For at least 20 years, Maine has capped interest rates for most unsecured closed-end loans at 30% for loans of $ 2,000 or less, and 18% for loans of $ 4,000 or less. more. See, for example, 9-A MRSA Sec. 2-401.
Following Illinois’ lead, Maine has now passed legislation to bypass the federal pre-emption of these limits for bank loans.
Much of the same text as the Illinois bill we previously reported on (and now law), Maine law claims to subject an entity to its interest rate caps if the entity “owns, acquires or maintains, directly or indirectly, the predominant economic interest in the loan”, “markets, negotiates, arranges or facilitates the loan and holds the right, requirement or first right of refusal to purchase the loan or a claim or interest on the loan, âorâ all of the circumstances âotherwise indicate an attempt to evade the interest rate cap. The set of circumstances test aims to determine whether the terms of the agreement provide for compensation for an otherwise exempt entity (such as a domestic bank), whether the non-exempt entity primarily designed, controlled or operated the loan, and whether the non-exempt entity lends directly in other states.
As in Illinois, transactions that violate the interest rate cap are declared ânil and uncollectible,â including principal. Maine law previously provided simply for a waiver of fees and a portion of finance charges in the event of a violation. The law also specifies that the loan cannot be returned for collection or reported as past due.
A similar bill is pending in New Mexico (HB 149 and SB 66).
Why is this important

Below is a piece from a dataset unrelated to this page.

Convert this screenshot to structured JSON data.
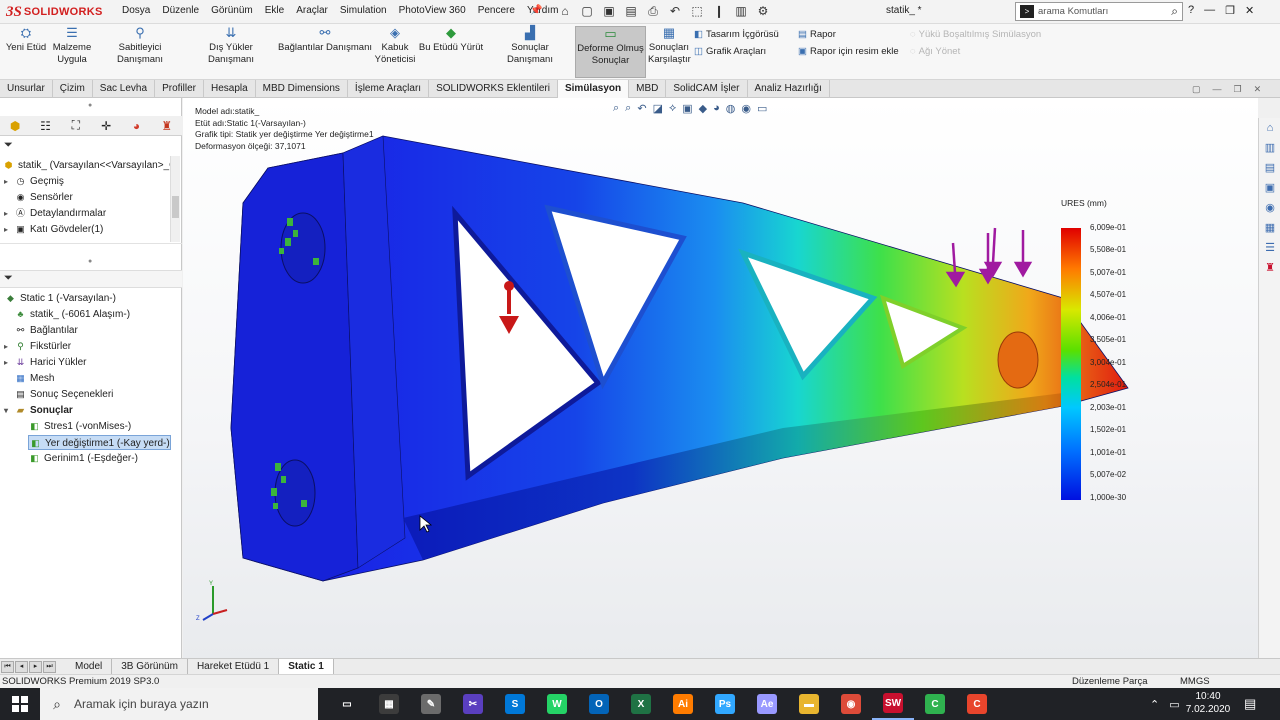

Consumer advocates have aggressively promoted this type of “reverse preemption” legislation, which indirectly attacks the federal lending powers of banks by purporting to regulate their marketers and service agents. It remains to be seen whether the courts will find the bet effective or not. Stay tuned!